AIM OF THE TASK: Whenever a line in the data holds the string "Invoice", copy that line.

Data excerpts
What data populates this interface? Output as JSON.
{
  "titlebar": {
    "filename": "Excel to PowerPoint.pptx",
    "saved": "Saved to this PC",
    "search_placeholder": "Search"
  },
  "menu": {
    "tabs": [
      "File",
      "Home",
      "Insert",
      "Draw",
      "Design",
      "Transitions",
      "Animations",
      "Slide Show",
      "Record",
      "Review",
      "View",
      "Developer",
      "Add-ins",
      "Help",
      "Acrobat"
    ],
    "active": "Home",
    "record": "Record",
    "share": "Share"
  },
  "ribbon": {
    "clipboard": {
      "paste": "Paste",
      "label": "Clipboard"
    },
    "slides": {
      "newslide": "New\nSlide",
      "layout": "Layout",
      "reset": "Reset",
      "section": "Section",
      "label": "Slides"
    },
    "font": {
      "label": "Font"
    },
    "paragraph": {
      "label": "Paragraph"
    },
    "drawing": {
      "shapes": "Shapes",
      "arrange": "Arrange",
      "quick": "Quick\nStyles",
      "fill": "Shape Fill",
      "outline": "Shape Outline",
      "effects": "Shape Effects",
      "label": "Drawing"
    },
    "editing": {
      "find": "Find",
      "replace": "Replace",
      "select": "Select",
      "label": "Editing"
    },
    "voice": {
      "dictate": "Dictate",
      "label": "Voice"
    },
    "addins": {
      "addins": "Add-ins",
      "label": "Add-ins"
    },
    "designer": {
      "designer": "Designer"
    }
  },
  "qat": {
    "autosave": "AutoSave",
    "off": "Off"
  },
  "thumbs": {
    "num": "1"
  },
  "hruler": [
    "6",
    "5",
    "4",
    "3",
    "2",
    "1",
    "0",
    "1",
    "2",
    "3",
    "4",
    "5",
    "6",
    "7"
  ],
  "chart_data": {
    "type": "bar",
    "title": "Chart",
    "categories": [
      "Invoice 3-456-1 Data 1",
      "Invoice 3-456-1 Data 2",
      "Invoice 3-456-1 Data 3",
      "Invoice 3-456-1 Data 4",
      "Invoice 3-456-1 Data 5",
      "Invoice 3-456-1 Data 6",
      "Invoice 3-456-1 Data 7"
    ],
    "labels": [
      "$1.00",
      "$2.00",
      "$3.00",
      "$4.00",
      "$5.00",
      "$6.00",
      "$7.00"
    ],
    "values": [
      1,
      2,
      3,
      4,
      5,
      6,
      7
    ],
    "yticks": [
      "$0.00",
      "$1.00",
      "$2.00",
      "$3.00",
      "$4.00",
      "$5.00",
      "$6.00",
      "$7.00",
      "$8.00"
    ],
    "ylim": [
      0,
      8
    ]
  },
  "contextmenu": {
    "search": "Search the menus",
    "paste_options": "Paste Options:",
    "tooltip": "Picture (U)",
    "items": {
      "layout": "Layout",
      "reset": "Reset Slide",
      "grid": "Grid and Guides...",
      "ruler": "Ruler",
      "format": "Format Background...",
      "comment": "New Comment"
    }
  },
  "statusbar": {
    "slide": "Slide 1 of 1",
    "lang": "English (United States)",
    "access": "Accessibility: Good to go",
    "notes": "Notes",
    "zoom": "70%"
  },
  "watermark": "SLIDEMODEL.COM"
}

EXERCISE OUTPUT:
      "Invoice 3-456-1 Data 1",
      "Invoice 3-456-1 Data 2",
      "Invoice 3-456-1 Data 3",
      "Invoice 3-456-1 Data 4",
      "Invoice 3-456-1 Data 5",
      "Invoice 3-456-1 Data 6",
      "Invoice 3-456-1 Data 7"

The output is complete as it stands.